Workplace fight? OK to punish based on severity of injuries

02/22/2019
If two workers fight, employers are free to issue harsher punishment to the worker who inflicts the most severe injuries. Just make sure you document exactly why you believe the more aggressive worker deserves greater punishment.

No-fighting rule? Punish combatants equally

02/22/2019
You probably have a rule against any form of violence in the workplace. Make sure you uniformly discipline everyone involved in any altercation.

Note all details that led up to discipline

02/01/2019
Having good documentation of your reasoning will often persuade a judge or jury that discrimination wasn’t the real reason for differing discipline, and that you legitimately used discretion to arrive at the appropriate punishment.

Subway employee invents black assailant to cover theft

02/01/2019
A white resident of Rice, near St. Cloud, Minn., has admitted to police that she lied about being assaulted and robbed by a black man as she carried the day’s receipts from the Subway store where she worked.

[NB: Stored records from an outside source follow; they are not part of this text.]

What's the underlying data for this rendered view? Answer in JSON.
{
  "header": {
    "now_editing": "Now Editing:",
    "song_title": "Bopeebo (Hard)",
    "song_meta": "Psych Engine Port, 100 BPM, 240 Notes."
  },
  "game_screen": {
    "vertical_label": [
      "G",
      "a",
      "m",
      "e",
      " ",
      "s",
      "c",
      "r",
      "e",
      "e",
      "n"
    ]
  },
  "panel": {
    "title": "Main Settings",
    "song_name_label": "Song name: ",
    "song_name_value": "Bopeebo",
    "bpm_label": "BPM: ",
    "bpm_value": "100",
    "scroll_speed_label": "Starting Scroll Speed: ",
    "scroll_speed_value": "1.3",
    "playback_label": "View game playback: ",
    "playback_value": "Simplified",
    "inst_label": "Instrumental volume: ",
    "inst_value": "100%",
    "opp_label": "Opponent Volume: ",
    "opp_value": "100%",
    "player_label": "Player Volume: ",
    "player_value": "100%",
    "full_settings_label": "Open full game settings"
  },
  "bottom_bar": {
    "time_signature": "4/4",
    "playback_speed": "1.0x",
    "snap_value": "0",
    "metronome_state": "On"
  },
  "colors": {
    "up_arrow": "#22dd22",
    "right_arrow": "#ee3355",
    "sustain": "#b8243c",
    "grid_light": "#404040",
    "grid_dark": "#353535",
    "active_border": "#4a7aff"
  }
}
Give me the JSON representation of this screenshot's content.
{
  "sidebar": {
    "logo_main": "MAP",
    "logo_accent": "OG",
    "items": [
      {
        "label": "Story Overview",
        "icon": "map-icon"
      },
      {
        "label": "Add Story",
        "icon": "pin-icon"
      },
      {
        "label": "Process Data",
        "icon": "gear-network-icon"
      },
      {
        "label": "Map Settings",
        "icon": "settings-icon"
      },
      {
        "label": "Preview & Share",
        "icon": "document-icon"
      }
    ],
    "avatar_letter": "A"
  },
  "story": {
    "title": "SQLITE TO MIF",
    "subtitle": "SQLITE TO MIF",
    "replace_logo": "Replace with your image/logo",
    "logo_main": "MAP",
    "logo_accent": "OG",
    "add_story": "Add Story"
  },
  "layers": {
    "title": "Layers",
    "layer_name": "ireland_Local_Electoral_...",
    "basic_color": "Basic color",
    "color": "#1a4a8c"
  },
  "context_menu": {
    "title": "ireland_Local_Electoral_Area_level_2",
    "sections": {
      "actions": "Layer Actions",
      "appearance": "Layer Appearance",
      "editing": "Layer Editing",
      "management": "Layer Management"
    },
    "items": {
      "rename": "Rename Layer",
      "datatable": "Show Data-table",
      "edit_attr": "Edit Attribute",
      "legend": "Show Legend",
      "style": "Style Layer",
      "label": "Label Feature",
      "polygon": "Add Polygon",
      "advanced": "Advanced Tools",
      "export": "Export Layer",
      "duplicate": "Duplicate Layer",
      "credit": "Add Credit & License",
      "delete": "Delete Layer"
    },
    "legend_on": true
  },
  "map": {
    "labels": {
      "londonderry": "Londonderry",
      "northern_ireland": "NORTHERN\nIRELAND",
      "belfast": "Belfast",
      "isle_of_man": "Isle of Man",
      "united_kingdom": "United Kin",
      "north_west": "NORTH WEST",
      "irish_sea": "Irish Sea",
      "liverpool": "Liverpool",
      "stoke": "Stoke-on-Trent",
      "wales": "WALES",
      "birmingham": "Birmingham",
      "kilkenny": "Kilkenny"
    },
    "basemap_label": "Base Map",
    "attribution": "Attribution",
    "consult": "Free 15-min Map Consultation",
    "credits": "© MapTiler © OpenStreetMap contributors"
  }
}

Justify why you decided not to follow the ‘same rule violation, same punishment’ rule

02/01/2019
Generally, if two employees break the same workplace rule and don’t have any prior violations, you should punish them the same way. But that doesn’t mean you can’t make judgment calls on which one may deserve more severe punishment, including discharge.

Break the FMLA shield: Document when you began considering discipline

01/23/2019
An employee may think taking FMLA leave will prevent serious discipline such as being terminated. That strategy won’t work if you can show the disciplinary process had already begun before she asked for FMLA leave.

Don’t let disability stop legitimate discipline

01/23/2019
It’s reasonable to worry that disciplining an employee who is disabled might trigger a lawsuit. Don’t let those kinds of concerns dissuade you from otherwise legitimate discipline. Courts general allow employers great leeway to punish employees who seem to genuinely deserve it.

Prepare to show you impose discipline equally

01/22/2019
Would you be able to persuade a judge that every employee you have recently disciplined was treated the same as every other employee you have previously punished for the same infraction? It’s essential.

Beware close timing between discipline and employee’s request to take FMLA leave

01/22/2019
If you intend to discipline someone who is on or is about to go on FMLA leave, be sure everything about the disciplinary process looks legitimate and fair.

Prepare to show you would have disciplined even if employee wasn’t a whistleblower

01/22/2019
Sometimes, an employee may decide to take revenge if she perceives she has been unfairly disciplined. If she does so by becoming a whistleblower, she may believe that protects her from eventual termination. That’s not true if the employer can persuade a court it would have disciplined or fired her whether she reported alleged wrongdoing or not.